*WHAT IS BEING ASKED*
Using the string "photo" as the key, pull each matching line out of the records below.

(Website and app data records)
-- Opening Marker --

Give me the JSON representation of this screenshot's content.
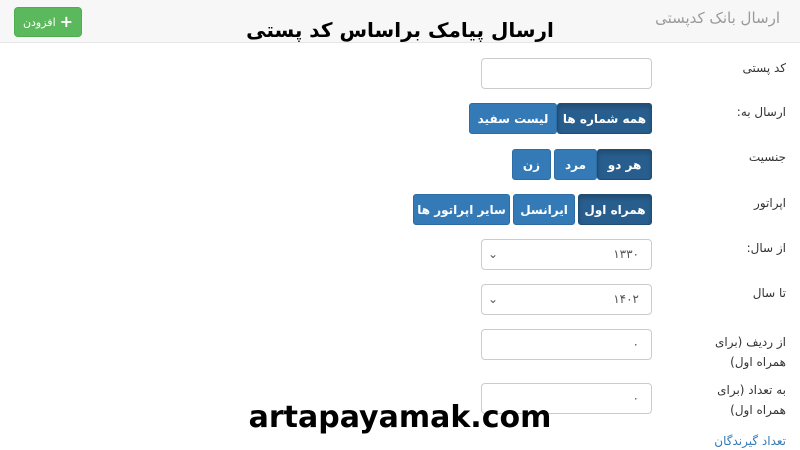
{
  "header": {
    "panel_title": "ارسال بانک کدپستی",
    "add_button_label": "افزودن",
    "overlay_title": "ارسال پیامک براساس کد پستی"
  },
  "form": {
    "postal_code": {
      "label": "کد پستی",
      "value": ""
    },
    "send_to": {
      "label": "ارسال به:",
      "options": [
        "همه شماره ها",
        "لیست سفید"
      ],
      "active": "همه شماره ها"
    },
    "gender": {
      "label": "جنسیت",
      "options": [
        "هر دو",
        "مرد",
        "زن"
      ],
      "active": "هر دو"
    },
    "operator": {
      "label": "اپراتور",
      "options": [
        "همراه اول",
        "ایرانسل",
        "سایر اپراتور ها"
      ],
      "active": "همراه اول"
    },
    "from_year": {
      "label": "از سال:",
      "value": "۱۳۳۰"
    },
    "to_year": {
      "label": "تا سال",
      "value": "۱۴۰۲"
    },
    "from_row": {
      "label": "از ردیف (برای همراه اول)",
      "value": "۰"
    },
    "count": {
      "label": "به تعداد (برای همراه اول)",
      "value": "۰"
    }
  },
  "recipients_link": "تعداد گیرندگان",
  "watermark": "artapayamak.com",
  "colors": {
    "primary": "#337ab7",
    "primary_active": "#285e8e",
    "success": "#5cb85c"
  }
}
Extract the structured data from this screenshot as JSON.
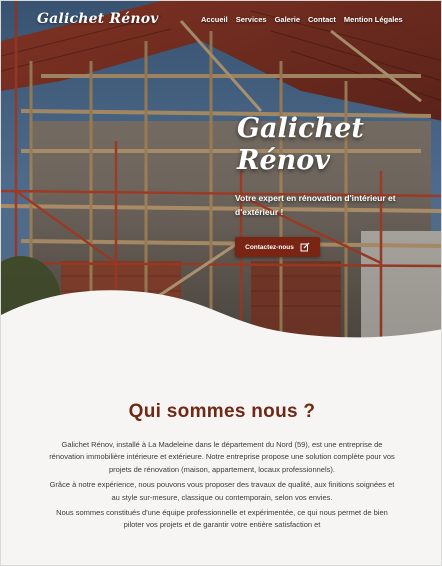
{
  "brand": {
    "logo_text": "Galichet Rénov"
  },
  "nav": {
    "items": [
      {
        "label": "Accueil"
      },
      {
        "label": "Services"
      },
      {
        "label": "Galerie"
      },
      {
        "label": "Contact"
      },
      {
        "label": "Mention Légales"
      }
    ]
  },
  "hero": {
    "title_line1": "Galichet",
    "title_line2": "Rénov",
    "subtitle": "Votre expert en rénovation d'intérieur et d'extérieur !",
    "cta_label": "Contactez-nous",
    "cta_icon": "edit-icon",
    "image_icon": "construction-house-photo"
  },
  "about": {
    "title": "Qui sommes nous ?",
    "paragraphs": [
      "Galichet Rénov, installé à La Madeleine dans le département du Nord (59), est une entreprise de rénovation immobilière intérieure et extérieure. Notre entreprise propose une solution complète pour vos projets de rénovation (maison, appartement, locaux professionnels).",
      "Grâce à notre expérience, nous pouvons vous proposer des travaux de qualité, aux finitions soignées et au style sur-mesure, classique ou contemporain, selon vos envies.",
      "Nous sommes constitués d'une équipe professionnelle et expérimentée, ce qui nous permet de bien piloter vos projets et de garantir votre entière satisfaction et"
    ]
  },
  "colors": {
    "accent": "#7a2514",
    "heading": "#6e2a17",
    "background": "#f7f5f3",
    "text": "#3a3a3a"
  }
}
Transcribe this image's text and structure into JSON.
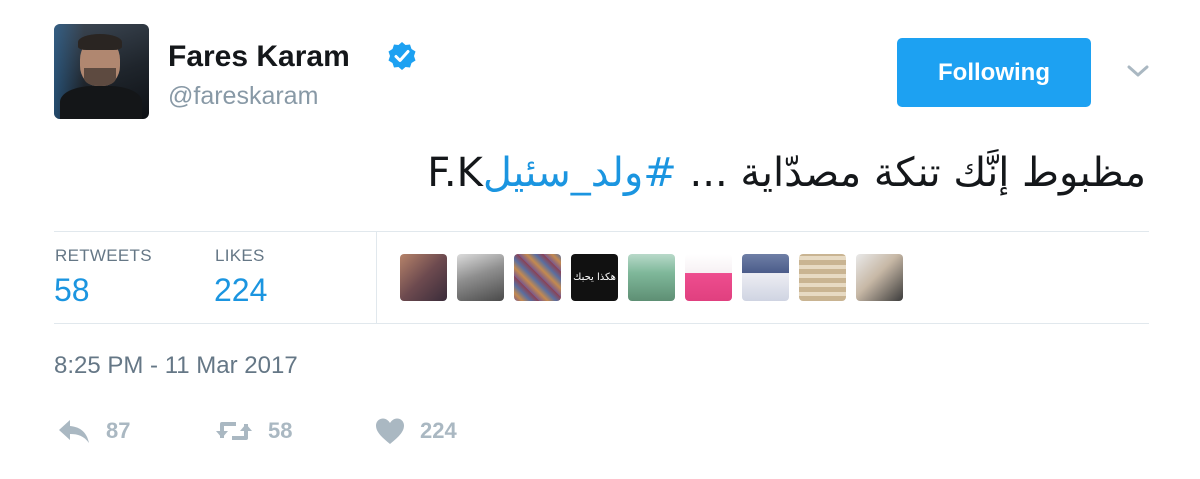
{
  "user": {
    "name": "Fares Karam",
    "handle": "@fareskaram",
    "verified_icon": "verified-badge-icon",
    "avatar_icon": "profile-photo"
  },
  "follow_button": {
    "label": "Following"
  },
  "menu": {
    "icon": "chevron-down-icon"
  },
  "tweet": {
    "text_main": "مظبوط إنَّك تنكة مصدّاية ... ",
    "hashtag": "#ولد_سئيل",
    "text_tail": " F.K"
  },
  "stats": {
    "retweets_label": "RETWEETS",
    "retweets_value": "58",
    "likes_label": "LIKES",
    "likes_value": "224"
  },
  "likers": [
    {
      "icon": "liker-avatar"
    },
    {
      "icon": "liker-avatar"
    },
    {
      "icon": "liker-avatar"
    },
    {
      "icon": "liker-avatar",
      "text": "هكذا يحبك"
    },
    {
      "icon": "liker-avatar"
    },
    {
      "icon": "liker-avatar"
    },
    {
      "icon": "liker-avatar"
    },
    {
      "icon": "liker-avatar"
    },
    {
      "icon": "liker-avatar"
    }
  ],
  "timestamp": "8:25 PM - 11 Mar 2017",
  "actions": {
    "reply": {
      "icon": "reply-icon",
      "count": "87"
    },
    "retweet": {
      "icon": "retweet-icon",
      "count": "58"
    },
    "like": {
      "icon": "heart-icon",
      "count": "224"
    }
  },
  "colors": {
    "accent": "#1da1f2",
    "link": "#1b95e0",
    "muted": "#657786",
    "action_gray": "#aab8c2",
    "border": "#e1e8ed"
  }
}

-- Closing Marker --

*TASK ANSWER*
    "image_icon": "construction-house-photo"
    "avatar_icon": "profile-photo"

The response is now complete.